Olmos Park police arrested Christopher “CJ” Grisham, founder and president of Open Carry Texas, on March 27 while he and others openly carried rifles on McCullough Avenue. Grisham, who faces three criminal charges including felony assault on a police officer, and his supporters argue that police violated state and federal laws protecting the open carry of rifles and shotguns. A video of Grisham’s arrest was posted on YouTube and has garnered more then 30,000 views.
Alamo Heights Police Chief Richard Pruitt told the municipality’s City Council and citizens Wednesday that the repeal would not stop police from investigating reports of people openly carrying firearms within city limits.
“We will investigate all cases of openly displayed rifles and shotguns,” Pruitt said. “We’re going to observe the behaviors out there because it’s not possession or the display of the weapon, it’s the conduct of the individual that’s going to initiate police action.”
Grisham’s arrest, and those of several others, prompted Open Carry Texas to announce an open-carry rally in Olmos Park, scheduled for Saturday, April 7. The event has drawn the interest of more than 900 people, according to its Facebook event page.
“Honestly, we don’t want any demonstrations in our city, and so [repealing the ordinance] was the best means to avoid it,” Rosenthal said. “Hopefully they’ll move on to the next town and see if they can incite another city to act improperly.”
The Alamo Heights ordinance restricting the open carry of rifles and shotguns dates back to 1964, before several state, federal, and Supreme Court court rulings conflicted with its legality, according to information provided by the City Council. The Texas Constitution allows the open carry of rifles and shotguns, and the Texas Legislature recently passed a law which allows the open and concealed carry of handguns with a permit.
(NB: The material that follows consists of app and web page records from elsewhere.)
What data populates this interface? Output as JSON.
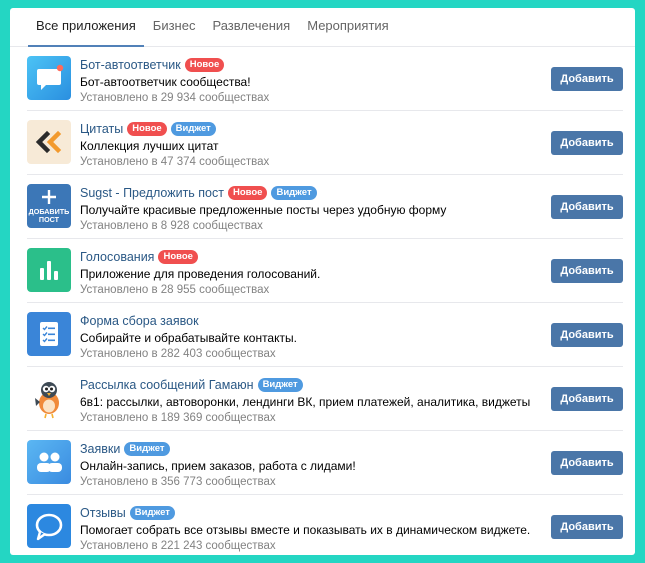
{
  "tabs": [
    {
      "label": "Все приложения",
      "active": true
    },
    {
      "label": "Бизнес",
      "active": false
    },
    {
      "label": "Развлечения",
      "active": false
    },
    {
      "label": "Мероприятия",
      "active": false
    }
  ],
  "badges": {
    "new": "Новое",
    "widget": "Виджет"
  },
  "apps": [
    {
      "name": "Бот-автоответчик",
      "desc": "Бот-автоответчик сообщества!",
      "installs": "Установлено в 29 934 сообществах",
      "button": "Добавить",
      "icon": "chat-bubble-icon"
    },
    {
      "name": "Цитаты",
      "desc": "Коллекция лучших цитат",
      "installs": "Установлено в 47 374 сообществах",
      "button": "Добавить",
      "icon": "quote-icon"
    },
    {
      "name": "Sugst - Предложить пост",
      "desc": "Получайте красивые предложенные посты через удобную форму",
      "installs": "Установлено в 8 928 сообществах",
      "button": "Добавить",
      "icon": "suggest-post-icon",
      "icon_text": [
        "ДОБАВИТЬ",
        "ПОСТ"
      ]
    },
    {
      "name": "Голосования",
      "desc": "Приложение для проведения голосований.",
      "installs": "Установлено в 28 955 сообществах",
      "button": "Добавить",
      "icon": "bar-chart-icon"
    },
    {
      "name": "Форма сбора заявок",
      "desc": "Собирайте и обрабатывайте контакты.",
      "installs": "Установлено в 282 403 сообществах",
      "button": "Добавить",
      "icon": "form-icon"
    },
    {
      "name": "Рассылка сообщений Гамаюн",
      "desc": "6в1: рассылки, автоворонки, лендинги ВК, прием платежей, аналитика, виджеты",
      "installs": "Установлено в 189 369 сообществах",
      "button": "Добавить",
      "icon": "bird-mascot-icon"
    },
    {
      "name": "Заявки",
      "desc": "Онлайн-запись, прием заказов, работа с лидами!",
      "installs": "Установлено в 356 773 сообществах",
      "button": "Добавить",
      "icon": "users-icon"
    },
    {
      "name": "Отзывы",
      "desc": "Помогает собрать все отзывы вместе и показывать их в динамическом виджете.",
      "installs": "Установлено в 221 243 сообществах",
      "button": "Добавить",
      "icon": "speech-bubble-icon"
    }
  ]
}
Brandon Burkhart, vice president of This is Texas Freedom Force, attended and livestreamed Wednesday’s meeting. He said afterwards that the decision constituted “another small victory.”
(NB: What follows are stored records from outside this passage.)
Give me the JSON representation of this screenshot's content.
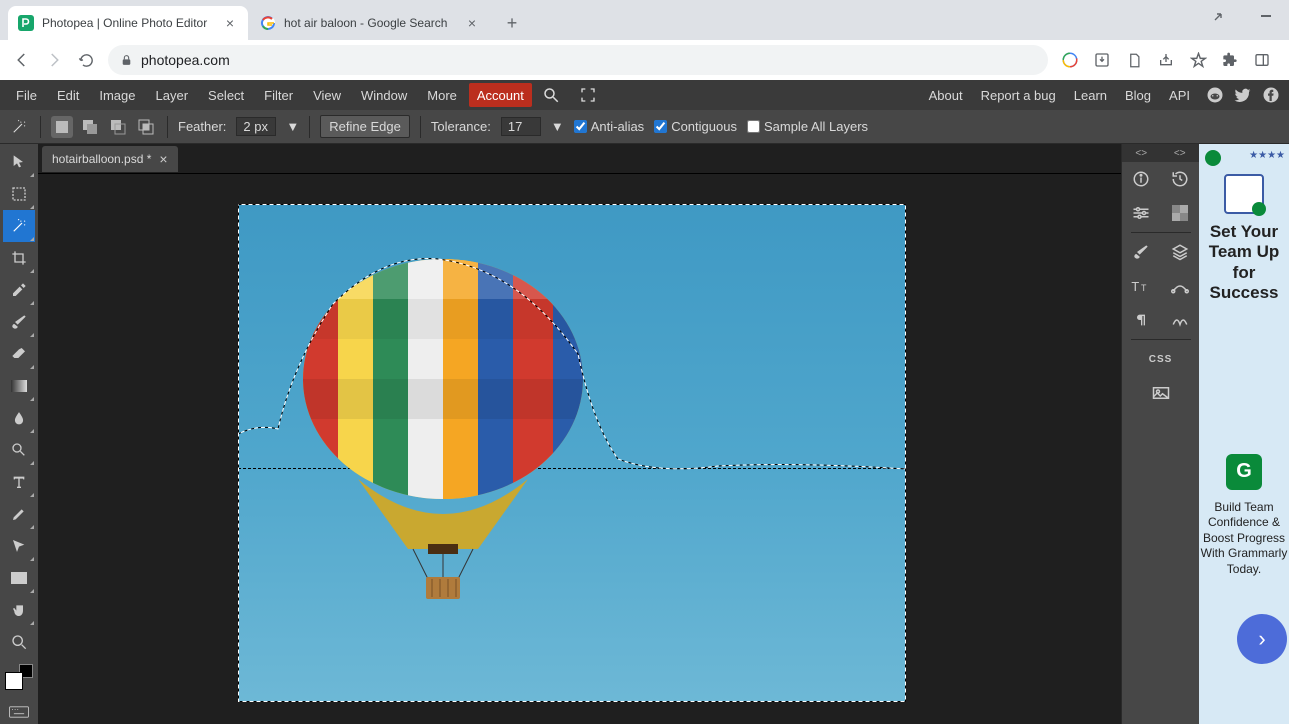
{
  "browser": {
    "tabs": [
      {
        "title": "Photopea | Online Photo Editor",
        "active": true
      },
      {
        "title": "hot air baloon - Google Search",
        "active": false
      }
    ],
    "url": "photopea.com"
  },
  "menubar": {
    "items": [
      "File",
      "Edit",
      "Image",
      "Layer",
      "Select",
      "Filter",
      "View",
      "Window",
      "More"
    ],
    "account": "Account",
    "right": [
      "About",
      "Report a bug",
      "Learn",
      "Blog",
      "API"
    ]
  },
  "options": {
    "feather_label": "Feather:",
    "feather_value": "2 px",
    "refine": "Refine Edge",
    "tolerance_label": "Tolerance:",
    "tolerance_value": "17",
    "antialias": "Anti-alias",
    "contiguous": "Contiguous",
    "sample_all": "Sample All Layers"
  },
  "document": {
    "tab": "hotairballoon.psd *"
  },
  "ad": {
    "headline": "Set Your Team Up for Success",
    "body": "Build Team Confidence & Boost Progress With Grammarly Today.",
    "stars": "★★★★"
  },
  "right_panel": {
    "css": "CSS",
    "tabs": [
      "<>",
      "<>"
    ]
  }
}
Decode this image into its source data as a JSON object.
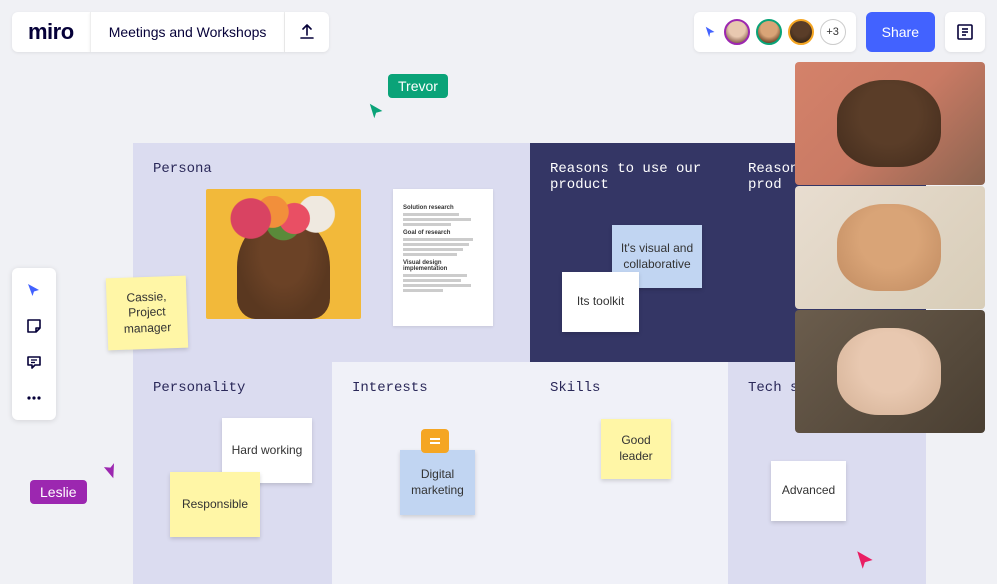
{
  "header": {
    "logo": "miro",
    "board_title": "Meetings and Workshops",
    "share": "Share",
    "avatar_more": "+3",
    "avatar_colors": [
      "#9c27b0",
      "#0aa378",
      "#f5a623"
    ]
  },
  "cursors": {
    "leslie": {
      "name": "Leslie",
      "color": "#9c27b0"
    },
    "trevor": {
      "name": "Trevor",
      "color": "#0aa378"
    }
  },
  "grid": {
    "persona": {
      "title": "Persona"
    },
    "reasons1": {
      "title": "Reasons to use our product"
    },
    "reasons2": {
      "title": "Reasons to use our prod"
    },
    "personality": {
      "title": "Personality"
    },
    "interests": {
      "title": "Interests"
    },
    "skills": {
      "title": "Skills"
    },
    "tech": {
      "title": "Tech sav"
    }
  },
  "stickies": {
    "cassie": "Cassie, Project manager",
    "visual": "It's visual and collaborative",
    "toolkit": "Its toolkit",
    "hardworking": "Hard working",
    "responsible": "Responsible",
    "digital": "Digital marketing",
    "goodleader": "Good leader",
    "advanced": "Advanced"
  },
  "doc": {
    "h1": "Solution research",
    "h2": "Goal of research",
    "h3": "Visual design implementation"
  },
  "icons": {
    "select": "select-cursor",
    "sticky": "sticky-note",
    "comment": "comment",
    "more": "more"
  }
}
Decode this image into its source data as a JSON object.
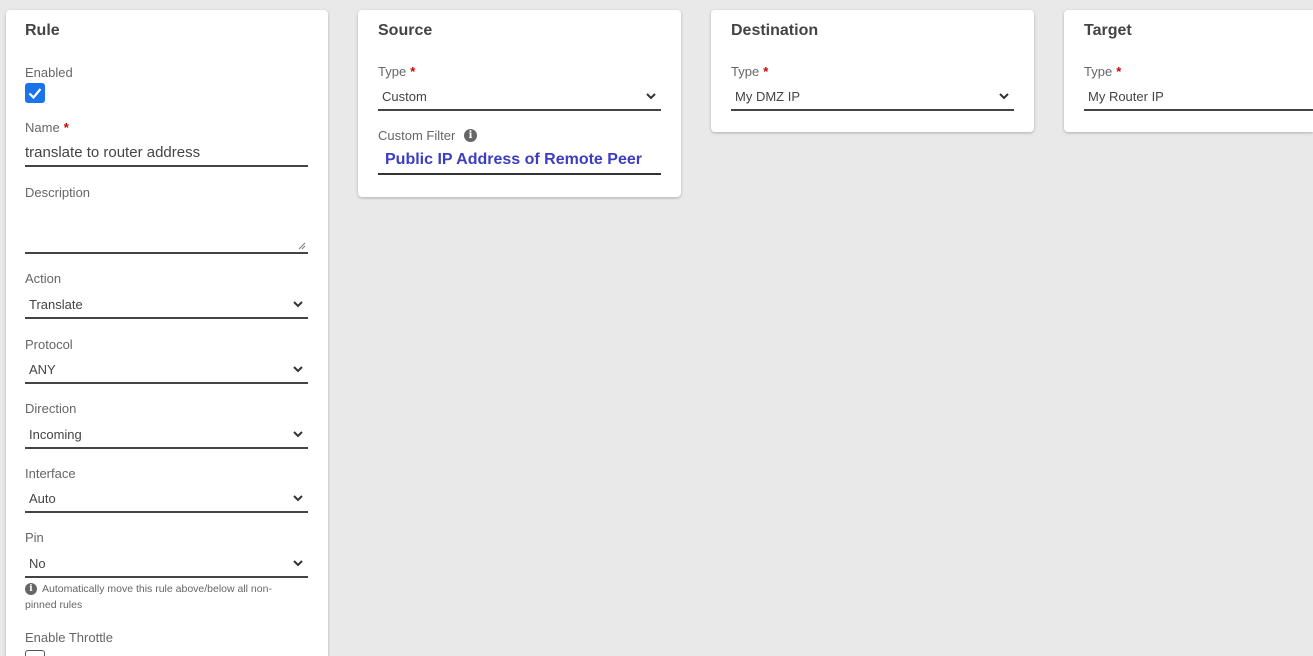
{
  "rule": {
    "title": "Rule",
    "enabled_label": "Enabled",
    "enabled_checked": true,
    "name_label": "Name",
    "name_value": "translate to router address",
    "description_label": "Description",
    "description_value": "",
    "action_label": "Action",
    "action_value": "Translate",
    "protocol_label": "Protocol",
    "protocol_value": "ANY",
    "direction_label": "Direction",
    "direction_value": "Incoming",
    "interface_label": "Interface",
    "interface_value": "Auto",
    "pin_label": "Pin",
    "pin_value": "No",
    "pin_hint": "Automatically move this rule above/below all non-pinned rules",
    "throttle_label": "Enable Throttle",
    "required_mark": "*"
  },
  "source": {
    "title": "Source",
    "type_label": "Type",
    "type_value": "Custom",
    "custom_filter_label": "Custom Filter",
    "custom_filter_value": "Public IP Address of Remote Peer"
  },
  "destination": {
    "title": "Destination",
    "type_label": "Type",
    "type_value": "My DMZ IP"
  },
  "target": {
    "title": "Target",
    "type_label": "Type",
    "type_value": "My Router IP"
  },
  "colors": {
    "background": "#e9e9e9",
    "card": "#ffffff",
    "checkbox_accent": "#1a73e8",
    "required": "#cc0000",
    "custom_filter_text": "#3d3dc4"
  },
  "icons": {
    "info": "info-circle-icon",
    "chevron": "chevron-down-icon",
    "check": "checkmark-icon"
  }
}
“This right here kind of helps out and stops any more officers from being able to act rogue like the Olmos police chief and his officers did,” Burkhart told reporters after the meeting. He said about 125 of his organization’s members would participate in the rally Saturday, and continue to pressure Olmos Park to initiate criminal charges against Police Chief Rene Valenciano for his involvement in Grisham’s arrest.
Some of the demonstrators who openly carried rifles and shotguns in Olmos Park refer to themselves as “auditors,” whereby they observe, and often record, the responses and reactions of law enforcement officers to people carrying firearms. Jack Miller, one such “auditor” who also faces criminal charges in Olmos Park, previously told the Rivard Report that the only way to know whether law enforcement respects open carry laws is to test them.
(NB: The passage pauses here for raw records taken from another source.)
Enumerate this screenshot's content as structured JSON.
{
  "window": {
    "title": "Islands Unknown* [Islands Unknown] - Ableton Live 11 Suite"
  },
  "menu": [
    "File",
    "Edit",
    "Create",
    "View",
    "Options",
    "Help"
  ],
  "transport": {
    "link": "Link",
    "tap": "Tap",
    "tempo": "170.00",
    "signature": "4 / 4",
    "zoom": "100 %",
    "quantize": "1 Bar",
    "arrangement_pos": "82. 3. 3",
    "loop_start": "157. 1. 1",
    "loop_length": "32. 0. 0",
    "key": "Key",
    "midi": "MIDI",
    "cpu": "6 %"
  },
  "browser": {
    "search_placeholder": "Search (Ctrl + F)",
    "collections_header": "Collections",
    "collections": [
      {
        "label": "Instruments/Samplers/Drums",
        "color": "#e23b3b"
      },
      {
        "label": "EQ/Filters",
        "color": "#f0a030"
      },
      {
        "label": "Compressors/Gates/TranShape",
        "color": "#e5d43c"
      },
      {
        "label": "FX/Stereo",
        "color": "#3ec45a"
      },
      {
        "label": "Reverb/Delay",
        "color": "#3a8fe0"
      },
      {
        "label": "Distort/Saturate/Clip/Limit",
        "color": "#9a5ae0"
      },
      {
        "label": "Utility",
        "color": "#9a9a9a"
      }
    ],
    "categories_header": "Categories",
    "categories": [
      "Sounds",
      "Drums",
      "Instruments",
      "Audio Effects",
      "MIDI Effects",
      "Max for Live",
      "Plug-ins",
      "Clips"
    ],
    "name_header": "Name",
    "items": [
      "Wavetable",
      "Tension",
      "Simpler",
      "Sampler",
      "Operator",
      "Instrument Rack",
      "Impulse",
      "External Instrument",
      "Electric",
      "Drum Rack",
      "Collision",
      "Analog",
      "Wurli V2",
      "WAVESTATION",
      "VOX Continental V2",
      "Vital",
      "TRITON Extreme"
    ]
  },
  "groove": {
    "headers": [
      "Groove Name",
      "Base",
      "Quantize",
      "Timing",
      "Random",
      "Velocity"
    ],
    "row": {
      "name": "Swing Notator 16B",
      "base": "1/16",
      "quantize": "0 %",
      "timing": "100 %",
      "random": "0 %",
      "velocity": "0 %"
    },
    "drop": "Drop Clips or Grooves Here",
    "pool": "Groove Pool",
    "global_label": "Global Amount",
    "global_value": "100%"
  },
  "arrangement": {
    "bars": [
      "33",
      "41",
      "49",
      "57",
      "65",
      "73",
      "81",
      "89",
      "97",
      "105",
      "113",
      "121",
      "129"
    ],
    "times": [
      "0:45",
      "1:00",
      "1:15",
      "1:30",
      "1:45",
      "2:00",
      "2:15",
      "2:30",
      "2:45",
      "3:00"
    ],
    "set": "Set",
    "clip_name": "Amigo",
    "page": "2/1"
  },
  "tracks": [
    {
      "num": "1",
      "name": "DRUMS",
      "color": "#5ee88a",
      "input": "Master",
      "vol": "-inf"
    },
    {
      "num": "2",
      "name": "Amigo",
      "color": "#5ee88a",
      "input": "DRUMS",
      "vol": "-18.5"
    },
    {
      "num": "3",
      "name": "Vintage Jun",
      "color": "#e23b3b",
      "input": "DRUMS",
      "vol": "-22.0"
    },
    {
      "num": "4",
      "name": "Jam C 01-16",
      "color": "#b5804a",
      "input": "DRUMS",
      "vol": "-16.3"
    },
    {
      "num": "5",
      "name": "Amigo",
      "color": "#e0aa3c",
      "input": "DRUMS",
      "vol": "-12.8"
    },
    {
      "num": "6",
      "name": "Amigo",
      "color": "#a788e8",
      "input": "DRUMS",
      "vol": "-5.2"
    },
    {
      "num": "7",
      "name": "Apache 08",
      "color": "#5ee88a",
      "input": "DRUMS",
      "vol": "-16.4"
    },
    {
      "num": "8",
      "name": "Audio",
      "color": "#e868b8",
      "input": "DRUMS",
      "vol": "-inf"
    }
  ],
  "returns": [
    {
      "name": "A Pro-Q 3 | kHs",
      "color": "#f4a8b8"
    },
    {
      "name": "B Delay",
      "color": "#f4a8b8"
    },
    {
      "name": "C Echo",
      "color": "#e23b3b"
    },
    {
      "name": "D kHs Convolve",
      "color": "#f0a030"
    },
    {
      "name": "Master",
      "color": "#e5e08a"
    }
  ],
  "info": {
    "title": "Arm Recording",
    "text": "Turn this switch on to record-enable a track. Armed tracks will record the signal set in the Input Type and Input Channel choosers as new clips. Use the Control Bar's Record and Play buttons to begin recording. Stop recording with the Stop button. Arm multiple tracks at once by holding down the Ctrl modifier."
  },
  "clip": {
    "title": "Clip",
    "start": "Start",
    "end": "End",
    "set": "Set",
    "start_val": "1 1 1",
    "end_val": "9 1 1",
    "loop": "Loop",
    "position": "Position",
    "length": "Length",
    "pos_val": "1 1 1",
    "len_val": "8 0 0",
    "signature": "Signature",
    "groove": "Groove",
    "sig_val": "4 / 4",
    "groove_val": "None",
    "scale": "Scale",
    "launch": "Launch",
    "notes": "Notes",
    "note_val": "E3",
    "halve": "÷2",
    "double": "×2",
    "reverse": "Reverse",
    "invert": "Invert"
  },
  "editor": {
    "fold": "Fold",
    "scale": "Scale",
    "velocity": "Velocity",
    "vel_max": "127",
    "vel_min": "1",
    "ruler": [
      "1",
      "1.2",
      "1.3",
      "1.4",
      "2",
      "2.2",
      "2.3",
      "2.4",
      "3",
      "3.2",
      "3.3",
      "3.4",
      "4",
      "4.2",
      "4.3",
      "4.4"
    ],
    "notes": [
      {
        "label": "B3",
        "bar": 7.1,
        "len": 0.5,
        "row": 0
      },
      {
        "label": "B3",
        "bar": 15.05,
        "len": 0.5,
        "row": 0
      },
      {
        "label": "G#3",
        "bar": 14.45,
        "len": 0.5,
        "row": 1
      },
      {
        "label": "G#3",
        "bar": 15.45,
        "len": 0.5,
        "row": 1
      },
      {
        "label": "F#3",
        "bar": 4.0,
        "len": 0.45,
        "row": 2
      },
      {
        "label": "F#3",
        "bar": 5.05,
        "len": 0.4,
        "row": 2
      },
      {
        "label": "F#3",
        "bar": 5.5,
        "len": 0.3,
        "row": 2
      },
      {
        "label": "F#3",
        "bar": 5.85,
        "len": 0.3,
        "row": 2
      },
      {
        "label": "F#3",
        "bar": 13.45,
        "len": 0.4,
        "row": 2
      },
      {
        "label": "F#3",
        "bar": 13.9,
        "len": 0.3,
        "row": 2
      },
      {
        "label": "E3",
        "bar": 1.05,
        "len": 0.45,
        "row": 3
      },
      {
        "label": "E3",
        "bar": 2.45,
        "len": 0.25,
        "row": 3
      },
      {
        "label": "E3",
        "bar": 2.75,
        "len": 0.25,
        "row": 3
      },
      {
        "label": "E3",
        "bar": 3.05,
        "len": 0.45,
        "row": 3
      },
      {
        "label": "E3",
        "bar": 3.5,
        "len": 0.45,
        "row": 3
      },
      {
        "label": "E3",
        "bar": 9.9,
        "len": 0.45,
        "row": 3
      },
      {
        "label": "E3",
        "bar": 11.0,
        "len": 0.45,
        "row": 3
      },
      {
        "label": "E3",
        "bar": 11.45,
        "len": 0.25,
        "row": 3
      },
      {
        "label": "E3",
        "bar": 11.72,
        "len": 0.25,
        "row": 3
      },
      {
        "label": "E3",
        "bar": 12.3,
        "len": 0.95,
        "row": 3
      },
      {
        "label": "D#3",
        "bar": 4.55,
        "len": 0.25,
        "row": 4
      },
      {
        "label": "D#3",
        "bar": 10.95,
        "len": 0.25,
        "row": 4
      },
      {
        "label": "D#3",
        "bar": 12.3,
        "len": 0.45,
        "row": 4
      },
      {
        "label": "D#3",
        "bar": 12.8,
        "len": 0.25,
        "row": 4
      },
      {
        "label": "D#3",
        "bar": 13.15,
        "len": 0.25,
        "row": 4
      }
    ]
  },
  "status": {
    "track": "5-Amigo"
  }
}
No one signed up to address the Alamo Heights City Council at the meeting, and the deliberations before the vote lasted little more than four minutes.
The City of San Antonio currently has an ordinance similar to those repealed by both Olmos Park and Alamo Heights.